What to work on:
Say how many lines in the listing below contain the word "true". Give the number alone.

Data for this task:
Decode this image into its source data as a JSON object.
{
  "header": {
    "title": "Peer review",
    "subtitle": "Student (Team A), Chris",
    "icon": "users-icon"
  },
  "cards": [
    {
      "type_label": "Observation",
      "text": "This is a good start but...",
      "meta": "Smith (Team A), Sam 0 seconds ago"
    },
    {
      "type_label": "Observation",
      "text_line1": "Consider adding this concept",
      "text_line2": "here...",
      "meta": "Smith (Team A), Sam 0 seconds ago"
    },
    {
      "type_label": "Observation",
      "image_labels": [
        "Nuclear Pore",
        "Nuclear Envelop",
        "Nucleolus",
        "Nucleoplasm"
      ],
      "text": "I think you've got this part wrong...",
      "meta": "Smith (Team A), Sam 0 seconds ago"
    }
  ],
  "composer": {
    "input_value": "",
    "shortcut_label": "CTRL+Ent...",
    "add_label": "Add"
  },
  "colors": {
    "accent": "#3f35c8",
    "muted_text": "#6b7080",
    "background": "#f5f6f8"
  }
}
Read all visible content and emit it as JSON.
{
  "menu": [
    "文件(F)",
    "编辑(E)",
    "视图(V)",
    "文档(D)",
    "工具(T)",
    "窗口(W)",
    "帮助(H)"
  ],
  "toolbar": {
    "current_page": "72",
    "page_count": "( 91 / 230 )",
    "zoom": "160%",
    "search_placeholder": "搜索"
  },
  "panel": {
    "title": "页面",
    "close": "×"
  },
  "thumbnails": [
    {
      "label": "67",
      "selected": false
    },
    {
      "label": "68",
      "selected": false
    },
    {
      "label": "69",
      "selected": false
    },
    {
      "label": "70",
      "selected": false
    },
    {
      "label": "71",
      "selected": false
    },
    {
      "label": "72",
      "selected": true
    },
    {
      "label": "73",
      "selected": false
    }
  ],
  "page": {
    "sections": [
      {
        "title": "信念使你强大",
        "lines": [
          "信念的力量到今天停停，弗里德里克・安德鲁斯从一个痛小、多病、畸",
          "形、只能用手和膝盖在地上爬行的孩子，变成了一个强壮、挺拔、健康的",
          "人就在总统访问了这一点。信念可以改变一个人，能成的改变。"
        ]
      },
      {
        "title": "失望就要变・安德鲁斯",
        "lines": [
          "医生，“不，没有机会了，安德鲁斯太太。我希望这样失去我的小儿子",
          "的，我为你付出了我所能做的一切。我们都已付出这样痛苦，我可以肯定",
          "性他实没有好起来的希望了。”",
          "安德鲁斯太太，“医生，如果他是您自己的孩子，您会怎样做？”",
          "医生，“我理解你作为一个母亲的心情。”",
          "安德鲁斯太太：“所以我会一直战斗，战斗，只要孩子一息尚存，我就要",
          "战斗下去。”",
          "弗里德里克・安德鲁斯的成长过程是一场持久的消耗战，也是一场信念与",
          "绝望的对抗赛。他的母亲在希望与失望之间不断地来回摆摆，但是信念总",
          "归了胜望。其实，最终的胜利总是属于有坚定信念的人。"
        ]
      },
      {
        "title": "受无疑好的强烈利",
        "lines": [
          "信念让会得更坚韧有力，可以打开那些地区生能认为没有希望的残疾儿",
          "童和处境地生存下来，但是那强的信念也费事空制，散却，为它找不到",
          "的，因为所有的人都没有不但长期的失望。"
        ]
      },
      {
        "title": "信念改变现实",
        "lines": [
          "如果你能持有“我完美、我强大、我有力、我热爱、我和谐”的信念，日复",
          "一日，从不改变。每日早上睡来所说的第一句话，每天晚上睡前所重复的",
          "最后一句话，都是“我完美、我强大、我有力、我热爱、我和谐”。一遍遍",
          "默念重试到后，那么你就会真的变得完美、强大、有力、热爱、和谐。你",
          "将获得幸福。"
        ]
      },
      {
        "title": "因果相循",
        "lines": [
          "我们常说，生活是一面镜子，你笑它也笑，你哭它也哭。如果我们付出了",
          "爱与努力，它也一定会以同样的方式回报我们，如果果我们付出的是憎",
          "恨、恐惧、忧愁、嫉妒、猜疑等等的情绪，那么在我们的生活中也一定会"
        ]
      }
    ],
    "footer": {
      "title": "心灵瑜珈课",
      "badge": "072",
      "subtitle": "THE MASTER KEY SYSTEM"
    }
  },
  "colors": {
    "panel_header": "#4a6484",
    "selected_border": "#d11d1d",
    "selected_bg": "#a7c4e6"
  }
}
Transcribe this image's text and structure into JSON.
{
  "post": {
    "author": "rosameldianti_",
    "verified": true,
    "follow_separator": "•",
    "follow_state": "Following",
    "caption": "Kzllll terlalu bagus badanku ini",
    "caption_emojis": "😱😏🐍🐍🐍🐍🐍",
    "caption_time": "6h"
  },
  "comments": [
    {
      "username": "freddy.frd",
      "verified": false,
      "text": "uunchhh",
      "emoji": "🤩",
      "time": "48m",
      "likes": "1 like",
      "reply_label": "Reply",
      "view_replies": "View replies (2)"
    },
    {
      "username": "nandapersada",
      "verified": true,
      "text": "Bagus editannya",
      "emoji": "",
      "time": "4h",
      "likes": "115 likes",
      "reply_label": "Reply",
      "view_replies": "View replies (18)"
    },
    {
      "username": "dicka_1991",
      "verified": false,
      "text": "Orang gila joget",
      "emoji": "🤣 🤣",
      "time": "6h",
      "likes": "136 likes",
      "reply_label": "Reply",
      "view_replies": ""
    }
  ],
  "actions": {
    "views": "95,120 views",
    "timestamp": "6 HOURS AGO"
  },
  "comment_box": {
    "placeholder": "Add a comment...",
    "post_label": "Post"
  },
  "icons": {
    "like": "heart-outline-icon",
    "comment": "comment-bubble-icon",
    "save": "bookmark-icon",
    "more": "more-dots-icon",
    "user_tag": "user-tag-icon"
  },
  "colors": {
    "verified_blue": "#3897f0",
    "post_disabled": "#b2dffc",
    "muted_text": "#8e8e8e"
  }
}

Reply to the task:
3